“Communication media” typically embodies computer readable instructions, data structures, program modules, or other data in a modulated data signal, such as carrier wave or other transport mechanism. Communication media also includes any information delivery media. The term “modulated data signal” means a signal that has one or more of its characteristics set or changed in such a manner as to encode information in the signal. As a non-limiting example only, communication media includes wired media such as a wired network or direct-wired connection, and wireless media such as acoustic, RF, infrared, and other wireless media. Combinations of any of the above are also included within the scope of computer readable media.
Reference has been made throughout this specification to “one embodiment,” “an embodiment,” or “an example embodiment” meaning that a particular described feature, structure, or characteristic is included in at least one embodiment of the present invention. Thus, usage of such phrases may refer to more than just one embodiment. Furthermore, the described features, structures, or characteristics may be combined in any suitable manner in one or more embodiments.

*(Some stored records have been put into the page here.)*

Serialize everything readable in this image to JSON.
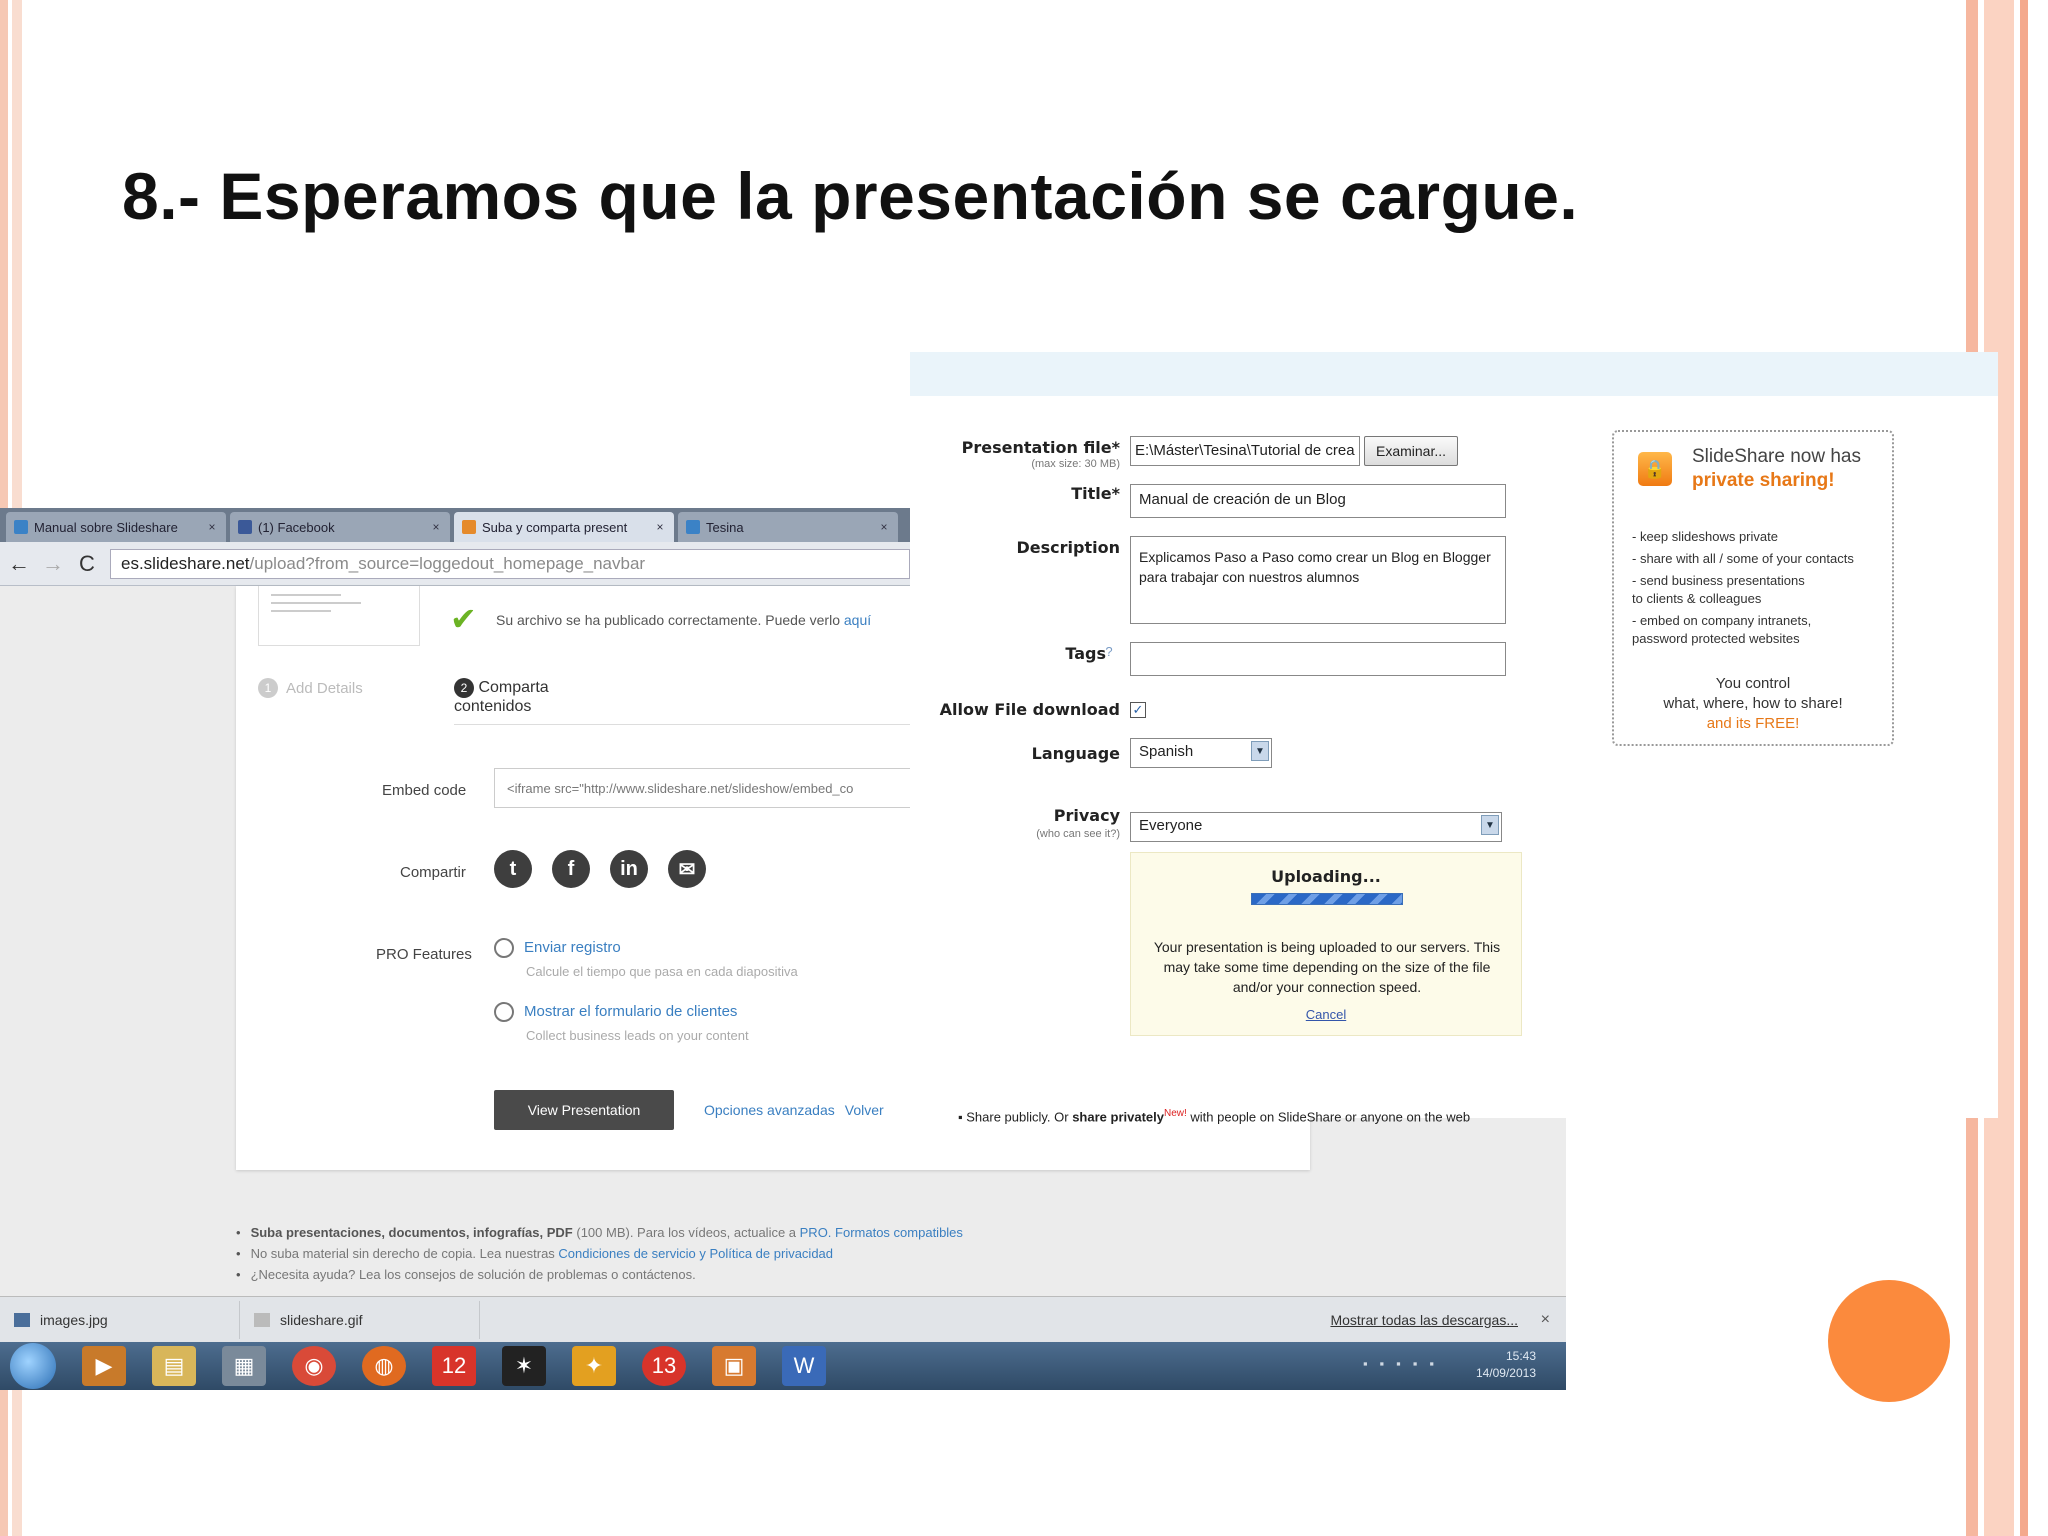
{
  "slide": {
    "title": "8.- Esperamos que la presentación se cargue."
  },
  "browser": {
    "tabs": [
      {
        "label": "Manual sobre Slideshare",
        "close": "×",
        "color": "#3b82c6"
      },
      {
        "label": "(1) Facebook",
        "close": "×",
        "color": "#3b5998"
      },
      {
        "label": "Suba y comparta present",
        "close": "×",
        "color": "#e58a2a"
      },
      {
        "label": "Tesina",
        "close": "×",
        "color": "#3b82c6"
      }
    ],
    "nav": {
      "back": "←",
      "forward": "→",
      "reload": "C"
    },
    "url_host": "es.slideshare.net",
    "url_path": "/upload?from_source=loggedout_homepage_navbar"
  },
  "bg_page": {
    "success_text": "Su archivo se ha publicado correctamente. Puede verlo ",
    "success_link": "aquí",
    "step1_num": "1",
    "step1_label": "Add Details",
    "step2_num": "2",
    "step2_label_1": "Comparta",
    "step2_label_2": "contenidos",
    "embed_label": "Embed code",
    "embed_value": "<iframe src=\"http://www.slideshare.net/slideshow/embed_co",
    "share_label": "Compartir",
    "share_icons": [
      "t",
      "f",
      "in",
      "✉"
    ],
    "pro_label": "PRO Features",
    "pro_items": [
      {
        "label": "Enviar registro",
        "sub": "Calcule el tiempo que pasa en cada diapositiva"
      },
      {
        "label": "Mostrar el formulario de clientes",
        "sub": "Collect business leads on your content"
      }
    ],
    "view_button": "View Presentation",
    "advanced_link": "Opciones avanzadas",
    "back_link": "Volver",
    "footer_notes": [
      {
        "bold": "Suba presentaciones, documentos, infografías, PDF",
        "text": " (100 MB). Para los vídeos, actualice a ",
        "link": "PRO. Formatos compatibles"
      },
      {
        "bold": "",
        "text": "No suba material sin derecho de copia. Lea nuestras ",
        "link": "Condiciones de servicio y Política de privacidad"
      },
      {
        "bold": "",
        "text": "¿Necesita ayuda? Lea los consejos de solución de problemas o contáctenos.",
        "link": ""
      }
    ]
  },
  "downloads": {
    "items": [
      {
        "label": "images.jpg"
      },
      {
        "label": "slideshare.gif"
      }
    ],
    "show_all": "Mostrar todas las descargas...",
    "close": "×"
  },
  "taskbar": {
    "time": "15:43",
    "date": "14/09/2013",
    "apps": [
      "▶",
      "▤",
      "▦",
      "◉",
      "◍",
      "12",
      "✶",
      "✦",
      "13",
      "▣",
      "W"
    ]
  },
  "upload_form": {
    "file_label": "Presentation file*",
    "file_sub": "(max size: 30 MB)",
    "file_value": "E:\\Máster\\Tesina\\Tutorial de crea",
    "browse_button": "Examinar...",
    "title_label": "Title*",
    "title_value": "Manual de creación de un Blog",
    "description_label": "Description",
    "description_value": "Explicamos Paso a Paso como crear un Blog en Blogger para trabajar con nuestros alumnos",
    "tags_label": "Tags",
    "tags_help": "?",
    "tags_value": "",
    "download_label": "Allow File download",
    "download_checked": "✓",
    "language_label": "Language",
    "language_value": "Spanish",
    "privacy_label": "Privacy",
    "privacy_sub": "(who can see it?)",
    "privacy_value": "Everyone",
    "select_arrow": "▼",
    "uploading_title": "Uploading...",
    "uploading_progress": 1.0,
    "uploading_msg": "Your presentation is being uploaded to our servers. This may take some time depending on the size of the file and/or your connection speed.",
    "cancel_link": "Cancel",
    "share_line_a": "Share publicly. Or ",
    "share_line_b": "share privately",
    "share_line_new": "New!",
    "share_line_c": " with people on SlideShare or anyone on the web"
  },
  "promo": {
    "lock": "🔒",
    "heading_1": "SlideShare now has",
    "heading_2": "private sharing!",
    "bullets": [
      "- keep slideshows private",
      "- share with all / some of your contacts",
      "- send business presentations",
      "  to clients & colleagues",
      "- embed on company intranets,",
      "  password protected websites"
    ],
    "foot_1": "You control",
    "foot_2": "what, where, how to share!",
    "foot_3": "and its FREE!"
  }
}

One skilled in the relevant art may recognize, however, that the invention may be practiced without one or more of the specific details, or with other methods, resources, materials, etc. In other instances, well known structures, resources, or operations have not been shown or described in detail merely to avoid obscuring aspects of the invention.
While example embodiments and applications have been illustrated and described, it is to be understood that the invention is not limited to the precise configuration and resources described above. Various modifications, changes, and variations apparent to those skilled in the art may be made in the arrangement, operation, and details of the methods and systems of the present invention disclosed herein without departing from the scope of the claimed invention.